Birth of the Ferrari F70: a study in carbon (w/VIDEOS)

Ferrari used the Paris Motor Show to reveal ‘part’ of its forthcoming F70 super sports car, successor to the Enzo and the only model in Ferrari’s range which will be ‘built without compromise’, just like McLaren’s recently launched P1 Concept.

Those of us who’ve already seen an F70 prototype out and about on the roads around Maranello, will be disappointed to find Ferrari chose to share just its carbon fibre chassis, but there’s still much to relish from an engineering sculpture worthy of the great Michelangelo.

The carbon fibre monocoque has been designed with the help of Rory Byrne, Ferrari’s F1 chief designer who was behind 11 of the team’s Championship titles. It’s the most complex (and time consuming) chassis ever developed for a Ferrari road car and drew upon the company’s vast experience of working with composites for single-seaters.

The new F70, which will be Ferrari’s first ever hybrid model, will be produced in a special limited edition series just like its predecessor, however the overall chassis is 20 per cent lighter than the Ferrari Enzo, despite the extra weight required by housing the hybrid components and to meet regulatory obligations. Torsional rigidity is increased by 27 per cent and beam stiffness is also up by 22 per cent.

The materials, design methodologies, construction processes, staff and instruments used are all shared with the Scuderia Ferrari team, while the chassis uses four different types of carbon-fibre and is hand-laminated then cured in autoclaves following engineering processes which optimise the design by integrating the different components.

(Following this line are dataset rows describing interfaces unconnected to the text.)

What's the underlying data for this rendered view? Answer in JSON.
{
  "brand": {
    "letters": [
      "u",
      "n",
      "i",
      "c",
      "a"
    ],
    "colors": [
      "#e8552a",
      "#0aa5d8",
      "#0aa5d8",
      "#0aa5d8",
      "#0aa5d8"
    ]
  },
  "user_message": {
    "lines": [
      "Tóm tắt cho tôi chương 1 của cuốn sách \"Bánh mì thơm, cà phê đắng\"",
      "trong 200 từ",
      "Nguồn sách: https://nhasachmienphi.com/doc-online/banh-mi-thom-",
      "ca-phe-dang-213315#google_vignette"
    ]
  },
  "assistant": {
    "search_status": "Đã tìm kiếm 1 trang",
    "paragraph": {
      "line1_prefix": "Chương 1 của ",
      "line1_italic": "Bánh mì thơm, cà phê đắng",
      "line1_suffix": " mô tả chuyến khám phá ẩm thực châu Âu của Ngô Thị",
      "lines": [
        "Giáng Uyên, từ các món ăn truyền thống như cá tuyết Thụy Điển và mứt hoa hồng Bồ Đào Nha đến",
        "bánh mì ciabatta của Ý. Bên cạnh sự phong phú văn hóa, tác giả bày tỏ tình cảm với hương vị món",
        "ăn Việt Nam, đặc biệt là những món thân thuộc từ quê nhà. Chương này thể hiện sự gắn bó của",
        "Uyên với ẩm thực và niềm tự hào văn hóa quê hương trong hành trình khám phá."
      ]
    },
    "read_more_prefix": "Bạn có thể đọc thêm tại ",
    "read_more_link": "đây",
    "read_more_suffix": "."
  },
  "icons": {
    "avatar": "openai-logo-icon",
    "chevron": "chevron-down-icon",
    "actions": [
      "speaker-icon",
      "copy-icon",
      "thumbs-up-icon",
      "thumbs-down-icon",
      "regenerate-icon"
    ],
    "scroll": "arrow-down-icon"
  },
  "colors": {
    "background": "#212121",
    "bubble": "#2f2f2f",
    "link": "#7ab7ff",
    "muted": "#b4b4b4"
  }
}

Ferrari didn’t use the industrial carbon-fibre manufacturing techniques, such as RTM (Resin Transfer Moulding), normally adopted in the automotive sector, but instead created the main structure from T800 carbon with local, strategic applications of T800UD, a unidirectional carbon-fibre tape, for reinforcement.

To ensure weight was kept to an absolute minimum, the structural underbody and cross-member are made from another type of particularly high tensile strength carbon-fibre, known as M46J.

In certain critical areas, such as the doors, very tough T1000 was adopted, which is particularly efficient in terms of impact absorption – another lesson adapted from single-seaters, this time from the safety-cell construction of nose-cones. Carbon-fibre is combined with Kevlar for the undertray to prevent damage from debris thrown up from the road.

The F70’s hybrid drivetrain was shown at this year’s Beijing Auto Show, which features an updated version of Ferrari’s HY-KERS system previewed in that tastefully-coloured lime-green 599 GTB that toured the motor shows during 2010.

The powertrain consists of two electric motors, one mounted to the gearbox and sending drive to the rear wheels and the other used to power auxiliary systems such as the power steering, brake servo, air conditioning and onboard systems. These electric motors are combined with a new-generation V12 engine producing upwards of 800bhp. Ferrari have stated their aim of delivering 1.34bhp for every 1kg of weight added by the hybrid system, so the powerplant’s combined power output may be even higher .

With rumours of a 1100kg kerb weight, the F70 will be the fastest Ferrari road car ever made, but will also be the most efficient, with the HY-KERS system enabling around 40 percent less emissions than an equivalent internal combustion engine.

The F70 is due to be shown to potential customers by the end of the year, before being officially launched at the Geneva Motor Show in spring 2013.